Comments

  1. markm says:

    “A spokesman for the DC Police says the gun was a bottom-loading weapon, and according to their interpretation, all bottom-loading guns are outlawed because they are grouped with machine guns”

    SO, all semi-auto shotguns, pump shotguns and bolt action rifles are “machine guns”. That’s…something else.

  2. Patrick T McGuire says:

    Arguably, it would have been preferable if the Supremes had simply spelled out their ruling a bit more clearly.

    For some people, it doesn’t matter how clearly you spell it out, they simply don’t want to accept reality no matter how you put it to them.

  3. andrew says:

    This is typical of the stupidity of the democrats in charge and their mentality of ignorance regarding firearms. Furthermore, they are totally ignoring the just made decision, which stated that carrying a weapon was an individual right and that DC was in violation of the 2nd amendment. What do democrats care about the law? Not much. Hypocrites. This fall, remember to vote these anti-freedom politicians out of office. Throw the bums out.

  4. Michael says:

    As an FYI

    DC’s law on “machine guns” is that any weapon, of any type, that could ever in theory, accept a magazine that could hold more than 11 rounds is so defined.

    Mr Heller wished to register a Colt 1911 semi-automatic pistol which couldn’t fall more squarely into the Supremes Courts’ definition of an acceptable firearm based upon common usage etc. The pistol comes as a standard with a 7 or 8 round magazine but in THEORY could have a greater capacity…….

    The SC doesn’t take too kindly to people refusing to follow their rulings….Should be interesting

  5. Boyd says:

    Michael, I’ve read other folks who made a similar comment to your last: “The SC doesn’t take too kindly to people refusing to follow their rulings.”

    Do you know how that would manifest itself? Wouldn’t it require further litigation, and that litigation would have to bubble up through the DC Circuit to SCOTUS, for them to respond to DC’s failure to follow Heller?

  6. Anderson says:

    all bottom-loading guns are outlawed because they are grouped with machine guns
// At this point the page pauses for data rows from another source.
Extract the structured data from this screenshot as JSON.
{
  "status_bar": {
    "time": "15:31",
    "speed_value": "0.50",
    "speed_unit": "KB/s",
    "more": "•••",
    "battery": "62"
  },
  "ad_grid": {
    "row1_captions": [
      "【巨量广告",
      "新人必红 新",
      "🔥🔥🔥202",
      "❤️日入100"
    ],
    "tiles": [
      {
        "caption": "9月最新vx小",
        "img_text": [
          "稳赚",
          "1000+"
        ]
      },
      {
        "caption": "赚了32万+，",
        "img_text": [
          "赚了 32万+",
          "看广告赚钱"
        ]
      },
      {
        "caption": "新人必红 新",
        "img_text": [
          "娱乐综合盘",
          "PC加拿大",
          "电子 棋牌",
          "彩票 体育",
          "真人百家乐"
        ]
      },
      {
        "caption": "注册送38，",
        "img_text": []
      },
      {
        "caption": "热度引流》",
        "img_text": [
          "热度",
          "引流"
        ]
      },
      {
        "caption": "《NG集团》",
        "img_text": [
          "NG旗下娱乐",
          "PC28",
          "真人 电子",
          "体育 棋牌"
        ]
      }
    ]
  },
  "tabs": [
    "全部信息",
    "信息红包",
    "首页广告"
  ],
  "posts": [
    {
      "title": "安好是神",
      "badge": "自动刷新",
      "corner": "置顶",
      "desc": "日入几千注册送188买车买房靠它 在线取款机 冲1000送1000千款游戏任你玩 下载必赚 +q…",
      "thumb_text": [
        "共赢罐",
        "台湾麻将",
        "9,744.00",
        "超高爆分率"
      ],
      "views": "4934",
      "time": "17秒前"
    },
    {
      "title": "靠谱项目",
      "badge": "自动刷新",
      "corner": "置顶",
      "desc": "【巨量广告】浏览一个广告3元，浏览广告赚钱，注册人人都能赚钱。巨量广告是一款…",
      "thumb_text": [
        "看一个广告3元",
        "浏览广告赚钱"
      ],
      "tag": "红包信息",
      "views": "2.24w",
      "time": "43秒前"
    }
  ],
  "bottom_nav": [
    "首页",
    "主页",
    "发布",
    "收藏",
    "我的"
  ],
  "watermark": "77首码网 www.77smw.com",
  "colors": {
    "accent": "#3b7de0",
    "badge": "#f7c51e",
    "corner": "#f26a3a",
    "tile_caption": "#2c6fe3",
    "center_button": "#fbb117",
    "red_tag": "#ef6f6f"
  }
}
    Whoa. That’s dumb.

    But I’m amused by the sudden discovery that a Supreme Court decision can be frustrated by procedural hindrances.

    Welcome to the world of abortion in America, folks.

  7. teqjack says:

    A spokesman for the DC Police says the gun was a bottom-loading weapon, and according to their interpretation, all bottom-loading guns are outlawed because they are grouped with machine guns.

    The police force, or at least the comissioner and the PR louts, are confusing “bottom-loading” weapons (subset of semiauto) with “bottom-feeding” politics (major set). As Michael noted earlier, any semiauto which holds or can possibly be “modified” (from inserting an available large clip to building one from scratch, which would then be available) more than 11 rounds is classed as a “machine gun.”

    It is unclear if this is just an expansion on the already-reported rejection, at first blamed on his not having the weapons with him. I suspect it is, since included in the first reports was the information (again, a police statement) that he might be able to register his revolver but if he brought in his semi-auto it would be confiscated.